“…you have to  believe that in an interdependent world, what we have in common is more important than our interesting differences.  And the only way to celebrate and make the most of our differences is to get rich out of our differences, create vibrant markets out of our differences. It enables people to have fevered debate in politics without stealing elections or shooting the opposition.”

There were two thoughts in that paragraph that sparked my interest.  First, the idea that leveraging difference can provide competitive advantage in the private sector, a central tenet of my own diversity awareness training.  And second, that what we have in common must be recognized first, if we are to leverage those differences instead of shooting each other over them.

So often in a diversity class I hear people say, “Why do we have to have diversity classes?  Why are we making a big deal out of our differences?  Why not focus on what we have in common?”  It is usually white males that say this, and it is usually a woman or person of color that speaks up and explains why difference is important, often relieving me of the necessity to do so.  But Clinton’s remarks got me to thinking.  Is that the right response?  Perhaps we should be acknowledging the importance of our similarities and common interests first. 

Elsewhere in the same issue of Newsweek, Nancy Pelosi is interviewed.  Answering a question about partisanship, she says, “I always say, what are the three most important issues facing Congress? Our children, our children, our children. So, if you look at it that way, we are a pretty homogeneous group.”  A perfect example of focusing on the commonalities first.

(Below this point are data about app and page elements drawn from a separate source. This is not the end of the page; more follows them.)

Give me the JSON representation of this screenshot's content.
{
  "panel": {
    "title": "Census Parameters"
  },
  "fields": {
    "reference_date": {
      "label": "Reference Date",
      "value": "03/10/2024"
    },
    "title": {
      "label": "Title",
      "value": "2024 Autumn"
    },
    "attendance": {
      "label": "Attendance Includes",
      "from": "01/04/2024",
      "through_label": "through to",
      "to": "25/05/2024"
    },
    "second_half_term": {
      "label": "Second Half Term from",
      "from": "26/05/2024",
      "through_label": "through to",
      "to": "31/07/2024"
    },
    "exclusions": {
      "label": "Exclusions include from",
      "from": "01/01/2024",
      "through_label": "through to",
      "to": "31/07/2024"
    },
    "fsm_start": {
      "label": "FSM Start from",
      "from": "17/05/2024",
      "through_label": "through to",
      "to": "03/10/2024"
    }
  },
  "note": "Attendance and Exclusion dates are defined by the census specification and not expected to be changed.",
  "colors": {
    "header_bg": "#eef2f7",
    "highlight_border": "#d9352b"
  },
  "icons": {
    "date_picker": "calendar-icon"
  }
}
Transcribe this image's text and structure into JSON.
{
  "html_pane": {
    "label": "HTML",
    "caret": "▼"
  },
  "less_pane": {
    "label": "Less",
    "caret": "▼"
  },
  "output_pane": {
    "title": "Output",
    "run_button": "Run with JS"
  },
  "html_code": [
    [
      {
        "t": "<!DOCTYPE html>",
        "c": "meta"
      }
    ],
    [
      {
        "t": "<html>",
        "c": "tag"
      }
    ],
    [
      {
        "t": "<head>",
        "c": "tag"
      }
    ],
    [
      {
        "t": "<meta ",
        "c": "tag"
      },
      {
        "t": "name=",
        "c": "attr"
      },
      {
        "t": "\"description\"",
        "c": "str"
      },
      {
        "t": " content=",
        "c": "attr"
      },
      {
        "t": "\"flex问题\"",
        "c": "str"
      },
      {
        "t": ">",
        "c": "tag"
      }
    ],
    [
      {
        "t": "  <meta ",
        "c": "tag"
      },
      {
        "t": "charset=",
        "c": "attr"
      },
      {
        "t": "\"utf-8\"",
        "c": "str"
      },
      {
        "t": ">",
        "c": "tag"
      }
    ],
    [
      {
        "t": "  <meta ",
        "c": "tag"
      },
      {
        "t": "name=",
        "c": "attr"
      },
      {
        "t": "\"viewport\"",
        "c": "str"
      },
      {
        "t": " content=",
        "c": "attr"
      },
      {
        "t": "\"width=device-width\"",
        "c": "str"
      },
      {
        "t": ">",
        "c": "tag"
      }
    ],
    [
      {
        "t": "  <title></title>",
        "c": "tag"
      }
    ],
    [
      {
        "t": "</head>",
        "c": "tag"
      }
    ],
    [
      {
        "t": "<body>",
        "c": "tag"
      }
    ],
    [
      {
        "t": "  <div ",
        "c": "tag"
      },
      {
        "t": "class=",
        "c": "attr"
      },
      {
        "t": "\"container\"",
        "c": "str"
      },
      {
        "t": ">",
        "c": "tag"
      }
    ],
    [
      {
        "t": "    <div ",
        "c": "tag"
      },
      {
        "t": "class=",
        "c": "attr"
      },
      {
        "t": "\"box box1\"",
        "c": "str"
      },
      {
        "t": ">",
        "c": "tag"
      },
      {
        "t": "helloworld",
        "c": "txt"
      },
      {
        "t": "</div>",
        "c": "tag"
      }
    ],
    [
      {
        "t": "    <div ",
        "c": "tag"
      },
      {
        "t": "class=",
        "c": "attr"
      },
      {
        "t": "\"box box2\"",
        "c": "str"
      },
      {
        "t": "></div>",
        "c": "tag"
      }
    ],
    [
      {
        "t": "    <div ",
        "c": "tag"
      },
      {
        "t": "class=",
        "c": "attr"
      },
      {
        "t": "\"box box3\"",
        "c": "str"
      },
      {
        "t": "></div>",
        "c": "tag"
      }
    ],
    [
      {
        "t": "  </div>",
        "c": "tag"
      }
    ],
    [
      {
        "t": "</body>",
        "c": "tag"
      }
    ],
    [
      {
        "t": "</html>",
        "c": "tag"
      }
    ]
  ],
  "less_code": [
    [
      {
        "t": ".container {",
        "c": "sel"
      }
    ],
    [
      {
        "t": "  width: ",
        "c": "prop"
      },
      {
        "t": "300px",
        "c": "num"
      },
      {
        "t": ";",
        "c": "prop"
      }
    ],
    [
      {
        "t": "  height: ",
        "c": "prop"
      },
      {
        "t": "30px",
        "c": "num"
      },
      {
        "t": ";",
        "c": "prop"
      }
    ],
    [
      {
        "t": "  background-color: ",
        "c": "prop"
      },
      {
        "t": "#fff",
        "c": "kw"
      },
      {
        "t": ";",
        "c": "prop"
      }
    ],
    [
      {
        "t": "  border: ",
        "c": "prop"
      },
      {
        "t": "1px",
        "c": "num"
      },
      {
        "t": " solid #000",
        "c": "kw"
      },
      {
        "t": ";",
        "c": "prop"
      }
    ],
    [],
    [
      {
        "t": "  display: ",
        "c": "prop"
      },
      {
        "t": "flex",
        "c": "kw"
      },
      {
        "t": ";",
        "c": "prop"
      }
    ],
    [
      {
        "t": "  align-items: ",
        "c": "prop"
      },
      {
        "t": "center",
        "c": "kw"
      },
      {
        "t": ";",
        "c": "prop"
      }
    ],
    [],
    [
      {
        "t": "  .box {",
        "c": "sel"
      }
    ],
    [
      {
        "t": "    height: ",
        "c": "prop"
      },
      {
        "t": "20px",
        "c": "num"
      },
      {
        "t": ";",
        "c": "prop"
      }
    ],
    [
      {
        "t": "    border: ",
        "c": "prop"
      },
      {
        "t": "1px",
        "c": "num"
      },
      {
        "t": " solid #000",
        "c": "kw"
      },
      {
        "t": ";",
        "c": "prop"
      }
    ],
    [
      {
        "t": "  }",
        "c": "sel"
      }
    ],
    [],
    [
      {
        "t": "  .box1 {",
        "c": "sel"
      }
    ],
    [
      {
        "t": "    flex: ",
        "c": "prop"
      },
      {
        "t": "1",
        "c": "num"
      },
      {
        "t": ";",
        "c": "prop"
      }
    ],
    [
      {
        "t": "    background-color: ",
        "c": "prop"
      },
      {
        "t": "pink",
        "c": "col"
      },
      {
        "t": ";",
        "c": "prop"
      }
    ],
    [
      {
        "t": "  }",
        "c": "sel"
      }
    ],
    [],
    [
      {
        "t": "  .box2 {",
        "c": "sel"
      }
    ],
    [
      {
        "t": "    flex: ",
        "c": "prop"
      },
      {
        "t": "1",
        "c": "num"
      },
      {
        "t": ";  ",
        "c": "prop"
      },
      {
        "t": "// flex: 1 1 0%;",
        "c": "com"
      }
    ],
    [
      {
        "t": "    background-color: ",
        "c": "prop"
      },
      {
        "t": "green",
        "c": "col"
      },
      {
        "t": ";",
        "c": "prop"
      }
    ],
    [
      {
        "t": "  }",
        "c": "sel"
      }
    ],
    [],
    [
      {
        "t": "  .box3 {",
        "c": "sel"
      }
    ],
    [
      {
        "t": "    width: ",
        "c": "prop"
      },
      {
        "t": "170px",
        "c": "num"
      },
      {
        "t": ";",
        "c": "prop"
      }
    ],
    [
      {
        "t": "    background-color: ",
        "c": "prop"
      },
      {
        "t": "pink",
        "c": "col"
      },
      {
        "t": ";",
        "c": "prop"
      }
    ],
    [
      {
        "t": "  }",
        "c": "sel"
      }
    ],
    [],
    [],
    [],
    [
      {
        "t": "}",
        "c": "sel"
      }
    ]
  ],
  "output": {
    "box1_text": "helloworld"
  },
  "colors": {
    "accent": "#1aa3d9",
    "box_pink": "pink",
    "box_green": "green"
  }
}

Getting back to Bill Clinton, he talks about the wonderful things Rwandan President Paul Kagame has done to move his country beyond the horrific genocide it has suffered.  He created “reconciliation villages”, where citizens get a free plot of land to build a house,  but they have to agree to live next door to someone of the opposite ethnic group.  In this way they are forced to find those commonalities.

How could we harness this idea in a diversity awareness class?  Here are some ideas:

  • Put participants in groups to identify and discuss the mission, vision and values of the team they work with
  • Lead a discussion of the family values each participant was brought up with, looking for opportunities to identify commonalities
  • Ask the “five why’s” every time someone identifies a particular perspective on a controversial issue.  Sometimes if you drill down several layers to why someone believes what they believe, it turns out they have the same underlying interests as others; it just gets expressed in a different position
  • Have small groups tell stories on a particular topic, looking for similar experiences.  A good one is, what was your first day of work with this organization like?  What were you worried about, what surprised you, how did it measure up to your expectations?

What other ideas do you have?

Comments are closed.